=== Begin Enclosure ===

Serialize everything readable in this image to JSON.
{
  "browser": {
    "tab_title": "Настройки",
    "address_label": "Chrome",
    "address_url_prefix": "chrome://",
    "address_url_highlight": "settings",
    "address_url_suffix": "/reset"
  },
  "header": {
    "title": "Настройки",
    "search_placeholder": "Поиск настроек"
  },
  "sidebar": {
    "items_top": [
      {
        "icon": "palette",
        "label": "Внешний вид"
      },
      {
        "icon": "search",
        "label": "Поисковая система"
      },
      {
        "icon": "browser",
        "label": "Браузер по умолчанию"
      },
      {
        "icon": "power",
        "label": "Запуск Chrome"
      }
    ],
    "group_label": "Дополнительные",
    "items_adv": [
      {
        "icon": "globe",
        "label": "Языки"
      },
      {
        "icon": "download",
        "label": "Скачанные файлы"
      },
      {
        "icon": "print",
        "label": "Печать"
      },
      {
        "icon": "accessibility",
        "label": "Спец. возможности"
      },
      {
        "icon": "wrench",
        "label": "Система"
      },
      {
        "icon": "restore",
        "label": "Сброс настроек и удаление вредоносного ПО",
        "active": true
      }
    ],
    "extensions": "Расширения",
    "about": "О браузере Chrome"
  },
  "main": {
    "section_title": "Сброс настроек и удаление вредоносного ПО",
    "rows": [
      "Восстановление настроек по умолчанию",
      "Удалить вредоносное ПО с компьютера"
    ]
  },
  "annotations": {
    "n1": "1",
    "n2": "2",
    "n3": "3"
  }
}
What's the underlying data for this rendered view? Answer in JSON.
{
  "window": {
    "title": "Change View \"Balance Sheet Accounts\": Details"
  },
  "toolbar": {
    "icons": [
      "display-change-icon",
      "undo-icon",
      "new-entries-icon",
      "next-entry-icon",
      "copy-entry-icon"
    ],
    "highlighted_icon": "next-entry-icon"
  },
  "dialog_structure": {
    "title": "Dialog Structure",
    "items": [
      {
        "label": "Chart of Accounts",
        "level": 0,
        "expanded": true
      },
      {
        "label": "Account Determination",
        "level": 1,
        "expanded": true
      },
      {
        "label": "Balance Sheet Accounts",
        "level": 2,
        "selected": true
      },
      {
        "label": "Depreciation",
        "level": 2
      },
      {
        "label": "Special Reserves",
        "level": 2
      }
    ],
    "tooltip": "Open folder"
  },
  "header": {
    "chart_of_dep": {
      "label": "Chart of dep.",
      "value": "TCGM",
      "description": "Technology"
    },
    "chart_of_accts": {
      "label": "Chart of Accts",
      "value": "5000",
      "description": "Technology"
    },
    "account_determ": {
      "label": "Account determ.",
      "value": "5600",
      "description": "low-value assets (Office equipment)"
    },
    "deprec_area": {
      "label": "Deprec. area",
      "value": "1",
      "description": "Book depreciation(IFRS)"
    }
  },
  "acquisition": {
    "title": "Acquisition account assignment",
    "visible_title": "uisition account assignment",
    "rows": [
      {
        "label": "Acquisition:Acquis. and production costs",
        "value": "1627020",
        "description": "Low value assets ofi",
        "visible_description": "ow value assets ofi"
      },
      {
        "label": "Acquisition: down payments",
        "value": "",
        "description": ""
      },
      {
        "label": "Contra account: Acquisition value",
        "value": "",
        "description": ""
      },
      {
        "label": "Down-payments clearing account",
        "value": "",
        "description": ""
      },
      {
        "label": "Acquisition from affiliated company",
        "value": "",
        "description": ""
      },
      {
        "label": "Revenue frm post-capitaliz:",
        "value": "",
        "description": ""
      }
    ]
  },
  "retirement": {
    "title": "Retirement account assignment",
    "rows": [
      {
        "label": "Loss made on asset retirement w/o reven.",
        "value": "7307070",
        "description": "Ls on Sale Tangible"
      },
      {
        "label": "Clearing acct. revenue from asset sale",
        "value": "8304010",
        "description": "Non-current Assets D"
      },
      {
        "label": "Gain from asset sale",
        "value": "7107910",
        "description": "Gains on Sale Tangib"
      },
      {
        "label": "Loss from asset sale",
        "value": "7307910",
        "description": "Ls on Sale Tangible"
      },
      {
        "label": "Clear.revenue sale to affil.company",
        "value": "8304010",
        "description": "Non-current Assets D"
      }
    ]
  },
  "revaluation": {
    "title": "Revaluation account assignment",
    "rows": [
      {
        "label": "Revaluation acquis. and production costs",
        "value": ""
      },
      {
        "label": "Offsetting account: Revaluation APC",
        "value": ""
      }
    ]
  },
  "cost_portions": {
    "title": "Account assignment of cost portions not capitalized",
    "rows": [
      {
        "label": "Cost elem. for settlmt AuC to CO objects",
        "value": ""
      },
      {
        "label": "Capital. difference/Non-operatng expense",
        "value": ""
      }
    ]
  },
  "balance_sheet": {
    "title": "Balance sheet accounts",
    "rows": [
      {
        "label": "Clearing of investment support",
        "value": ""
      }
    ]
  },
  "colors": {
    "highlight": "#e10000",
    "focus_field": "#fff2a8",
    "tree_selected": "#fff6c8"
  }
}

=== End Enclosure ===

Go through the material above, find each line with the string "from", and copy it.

→ **Exercise result**
        "label": "Acquisition from affiliated company",
        "label": "Clearing acct. revenue from asset sale",
        "label": "Gain from asset sale",
        "label": "Loss from asset sale",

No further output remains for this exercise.